* [Brief]: Could you return each line below without altering a word?
____________
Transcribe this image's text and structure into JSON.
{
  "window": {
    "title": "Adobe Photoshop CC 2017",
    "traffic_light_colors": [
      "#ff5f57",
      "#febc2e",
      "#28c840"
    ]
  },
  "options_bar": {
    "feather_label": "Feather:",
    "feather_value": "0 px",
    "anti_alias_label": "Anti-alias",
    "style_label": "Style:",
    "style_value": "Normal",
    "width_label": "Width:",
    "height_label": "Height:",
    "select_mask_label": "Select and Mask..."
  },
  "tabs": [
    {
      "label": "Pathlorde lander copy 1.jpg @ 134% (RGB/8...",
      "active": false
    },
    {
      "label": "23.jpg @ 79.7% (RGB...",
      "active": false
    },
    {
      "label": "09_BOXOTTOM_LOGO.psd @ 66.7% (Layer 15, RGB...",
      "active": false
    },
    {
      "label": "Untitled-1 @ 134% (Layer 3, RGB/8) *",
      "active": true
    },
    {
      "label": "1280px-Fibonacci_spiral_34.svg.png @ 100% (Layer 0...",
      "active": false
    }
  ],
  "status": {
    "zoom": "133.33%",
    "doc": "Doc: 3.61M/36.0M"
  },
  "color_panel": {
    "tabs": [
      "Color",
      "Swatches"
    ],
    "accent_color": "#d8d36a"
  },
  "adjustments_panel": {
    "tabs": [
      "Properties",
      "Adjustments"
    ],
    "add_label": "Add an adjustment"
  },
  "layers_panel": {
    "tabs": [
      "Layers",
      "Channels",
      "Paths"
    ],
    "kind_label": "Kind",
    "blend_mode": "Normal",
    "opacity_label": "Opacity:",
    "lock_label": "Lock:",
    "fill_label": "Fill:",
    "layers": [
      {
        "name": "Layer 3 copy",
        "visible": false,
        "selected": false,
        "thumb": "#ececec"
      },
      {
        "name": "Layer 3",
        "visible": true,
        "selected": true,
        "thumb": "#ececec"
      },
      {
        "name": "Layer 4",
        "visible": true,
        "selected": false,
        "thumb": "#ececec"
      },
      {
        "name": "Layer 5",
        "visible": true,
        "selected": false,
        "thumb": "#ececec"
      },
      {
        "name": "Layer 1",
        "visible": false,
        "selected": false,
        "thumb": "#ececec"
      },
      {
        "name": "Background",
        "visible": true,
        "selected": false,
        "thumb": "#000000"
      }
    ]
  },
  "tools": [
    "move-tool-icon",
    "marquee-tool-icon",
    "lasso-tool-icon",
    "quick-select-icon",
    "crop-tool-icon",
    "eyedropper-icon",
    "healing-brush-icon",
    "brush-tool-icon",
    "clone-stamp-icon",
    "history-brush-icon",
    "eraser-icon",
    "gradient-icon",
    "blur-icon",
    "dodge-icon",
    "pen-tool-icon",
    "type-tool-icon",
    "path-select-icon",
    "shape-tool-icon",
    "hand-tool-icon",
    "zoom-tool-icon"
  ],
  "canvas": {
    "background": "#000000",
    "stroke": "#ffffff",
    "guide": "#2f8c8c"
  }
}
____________
* [Response to this exercise]:
Transcribe this image's text and structure into JSON.
{
  "window": {
    "title": "Adobe Photoshop CC 2017",
    "traffic_light_colors": [
      "#ff5f57",
      "#febc2e",
      "#28c840"
    ]
  },
  "options_bar": {
    "feather_label": "Feather:",
    "feather_value": "0 px",
    "anti_alias_label": "Anti-alias",
    "style_label": "Style:",
    "style_value": "Normal",
    "width_label": "Width:",
    "height_label": "Height:",
    "select_mask_label": "Select and Mask..."
  },
  "tabs": [
    {
      "label": "Pathlorde lander copy 1.jpg @ 134% (RGB/8...",
      "active": false
    },
    {
      "label": "23.jpg @ 79.7% (RGB...",
      "active": false
    },
    {
      "label": "09_BOXOTTOM_LOGO.psd @ 66.7% (Layer 15, RGB...",
      "active": false
    },
    {
      "label": "Untitled-1 @ 134% (Layer 3, RGB/8) *",
      "active": true
    },
    {
      "label": "1280px-Fibonacci_spiral_34.svg.png @ 100% (Layer 0...",
      "active": false
    }
  ],
  "status": {
    "zoom": "133.33%",
    "doc": "Doc: 3.61M/36.0M"
  },
  "color_panel": {
    "tabs": [
      "Color",
      "Swatches"
    ],
    "accent_color": "#d8d36a"
  },
  "adjustments_panel": {
    "tabs": [
      "Properties",
      "Adjustments"
    ],
    "add_label": "Add an adjustment"
  },
  "layers_panel": {
    "tabs": [
      "Layers",
      "Channels",
      "Paths"
    ],
    "kind_label": "Kind",
    "blend_mode": "Normal",
    "opacity_label": "Opacity:",
    "lock_label": "Lock:",
    "fill_label": "Fill:",
    "layers": [
      {
        "name": "Layer 3 copy",
        "visible": false,
        "selected": false,
        "thumb": "#ececec"
      },
      {
        "name": "Layer 3",
        "visible": true,
        "selected": true,
        "thumb": "#ececec"
      },
      {
        "name": "Layer 4",
        "visible": true,
        "selected": false,
        "thumb": "#ececec"
      },
      {
        "name": "Layer 5",
        "visible": true,
        "selected": false,
        "thumb": "#ececec"
      },
      {
        "name": "Layer 1",
        "visible": false,
        "selected": false,
        "thumb": "#ececec"
      },
      {
        "name": "Background",
        "visible": true,
        "selected": false,
        "thumb": "#000000"
      }
    ]
  },
  "tools": [
    "move-tool-icon",
    "marquee-tool-icon",
    "lasso-tool-icon",
    "quick-select-icon",
    "crop-tool-icon",
    "eyedropper-icon",
    "healing-brush-icon",
    "brush-tool-icon",
    "clone-stamp-icon",
    "history-brush-icon",
    "eraser-icon",
    "gradient-icon",
    "blur-icon",
    "dodge-icon",
    "pen-tool-icon",
    "type-tool-icon",
    "path-select-icon",
    "shape-tool-icon",
    "hand-tool-icon",
    "zoom-tool-icon"
  ],
  "canvas": {
    "background": "#000000",
    "stroke": "#ffffff",
    "guide": "#2f8c8c"
  }
}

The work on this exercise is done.